■ **What is being asked**: Sort through the listing below and keep each line with the word "page". Copy those.

■ **Records for the task**:

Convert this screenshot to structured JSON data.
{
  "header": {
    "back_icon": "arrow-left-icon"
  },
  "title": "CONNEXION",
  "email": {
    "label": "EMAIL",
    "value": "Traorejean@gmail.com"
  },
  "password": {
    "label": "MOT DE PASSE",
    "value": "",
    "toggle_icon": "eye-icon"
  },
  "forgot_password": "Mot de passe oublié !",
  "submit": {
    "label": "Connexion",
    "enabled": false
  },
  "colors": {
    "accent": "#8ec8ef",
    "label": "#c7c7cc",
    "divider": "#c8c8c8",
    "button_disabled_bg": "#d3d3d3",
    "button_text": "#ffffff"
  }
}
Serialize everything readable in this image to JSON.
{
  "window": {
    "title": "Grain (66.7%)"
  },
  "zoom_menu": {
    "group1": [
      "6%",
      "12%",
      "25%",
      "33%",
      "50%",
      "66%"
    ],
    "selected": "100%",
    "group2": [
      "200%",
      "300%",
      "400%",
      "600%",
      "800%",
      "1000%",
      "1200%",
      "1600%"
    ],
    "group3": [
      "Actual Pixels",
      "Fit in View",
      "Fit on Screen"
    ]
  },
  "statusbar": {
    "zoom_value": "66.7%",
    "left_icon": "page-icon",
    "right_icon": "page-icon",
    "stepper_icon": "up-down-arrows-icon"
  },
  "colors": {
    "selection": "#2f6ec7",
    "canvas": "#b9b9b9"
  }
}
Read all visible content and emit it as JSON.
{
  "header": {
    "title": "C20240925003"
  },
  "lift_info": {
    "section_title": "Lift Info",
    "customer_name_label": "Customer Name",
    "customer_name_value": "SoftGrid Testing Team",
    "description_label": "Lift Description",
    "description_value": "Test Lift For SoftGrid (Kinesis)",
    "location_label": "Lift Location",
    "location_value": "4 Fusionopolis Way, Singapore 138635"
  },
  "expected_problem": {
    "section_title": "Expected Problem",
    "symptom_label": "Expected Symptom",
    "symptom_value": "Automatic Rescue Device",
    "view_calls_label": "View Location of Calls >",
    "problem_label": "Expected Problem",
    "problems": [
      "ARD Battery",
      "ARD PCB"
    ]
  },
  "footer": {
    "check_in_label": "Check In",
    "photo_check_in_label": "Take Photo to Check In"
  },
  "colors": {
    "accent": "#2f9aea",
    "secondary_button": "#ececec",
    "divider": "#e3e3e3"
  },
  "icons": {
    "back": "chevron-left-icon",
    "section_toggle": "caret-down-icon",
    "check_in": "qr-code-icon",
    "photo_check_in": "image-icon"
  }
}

■ **Solved exercise**:
    "left_icon": "page-icon",
    "right_icon": "page-icon",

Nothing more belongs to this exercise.